Crowds gathered at the National War Memorial to mark the 100th anniversary of Armistice Day
The solemn ceremonies, punctuated by tolling bells and 21-gun salutes, tears of remembrance and speeches of thanks, were part of global commemorations recalling the end of hostilities
As of 11 a.m. on Sunday, it had been an entire century since the Armistice of November 11, 1918 came into effect and brought the First World War to an end.
Calgarians were among the thousands of Canadians who attended Remembrance Day ceremonies across the country to pay tribute to members of Canada’s military and mark 100 years since the signing of the armistice to end the First World War.
A cold bright sun shone on the green and purple wreaths that mark 100 years since the end of the Great War, and many other conflicts since then.
Rabbi Reuven Bulka urged the audience at Ottawa's Remembrance Day ceremony to "reflect on the notion of a world war," and asked: "If the world can be at war, is it not possible for the world to be at peace?
Exactly one century since the end of the First World War, it’s the memories of the sacrifice made by their fellow soldiers that veterans hope are never forgotten.
John Goheen was invited to lay a wreath at the National War Memorial in Ottawa on Sunday to commemorate the 100th anniversary of the Armistice and the Canadians who died serving their country between 1914 and 1918.

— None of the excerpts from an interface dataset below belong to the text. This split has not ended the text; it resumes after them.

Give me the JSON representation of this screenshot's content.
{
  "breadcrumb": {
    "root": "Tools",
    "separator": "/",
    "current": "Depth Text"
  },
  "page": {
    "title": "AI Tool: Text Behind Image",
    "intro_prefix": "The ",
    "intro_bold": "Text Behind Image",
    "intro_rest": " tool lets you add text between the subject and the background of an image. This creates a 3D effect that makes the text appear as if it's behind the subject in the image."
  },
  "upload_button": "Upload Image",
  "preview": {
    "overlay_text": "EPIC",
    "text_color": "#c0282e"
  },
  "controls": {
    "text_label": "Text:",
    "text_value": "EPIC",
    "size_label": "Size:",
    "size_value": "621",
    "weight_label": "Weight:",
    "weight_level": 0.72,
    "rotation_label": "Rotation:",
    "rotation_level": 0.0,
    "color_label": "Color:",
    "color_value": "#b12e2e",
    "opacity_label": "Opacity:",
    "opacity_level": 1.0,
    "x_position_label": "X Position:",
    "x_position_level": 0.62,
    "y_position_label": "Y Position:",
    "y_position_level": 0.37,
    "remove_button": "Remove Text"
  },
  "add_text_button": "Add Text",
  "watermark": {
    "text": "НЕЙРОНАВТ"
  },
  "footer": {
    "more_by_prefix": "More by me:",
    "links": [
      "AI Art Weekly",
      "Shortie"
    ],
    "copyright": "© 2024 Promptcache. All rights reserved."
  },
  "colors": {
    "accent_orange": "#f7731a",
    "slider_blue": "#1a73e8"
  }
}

Princess Anne and First Minister Nicola Sturgeon were among those who attended the service in Glasgow.
OTTAWA -- A tightly packed crowd has gathered in the nation's capital for the national Remembrance Day ceremonies, marking 100 years since the signing of the armistice that ended the First World War.

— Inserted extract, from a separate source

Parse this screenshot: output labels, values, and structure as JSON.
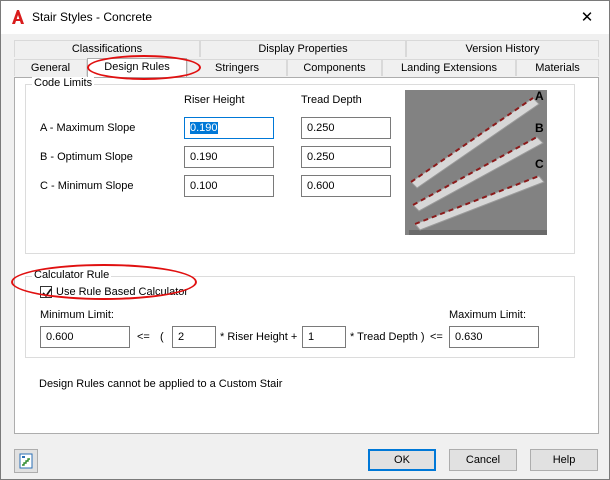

For some Canadian soldiers on the front line, news of the end of the First World War began with rumours.
As we near the 100th anniversary of the end of the First World War, we might take time to ask: What is it that we remember on Remembrance Day?The typical Remembrance Day ceremony takes place around a cenotaph and includes state officials (politicians and military officers), ecumenical religious figures, and often the mother, father, or spouse of a lost soldier; sometimes, too, a soldier scarred in conflict, though the injury must be obvious: hidden injuries are insufficiently illustrative for the occasion.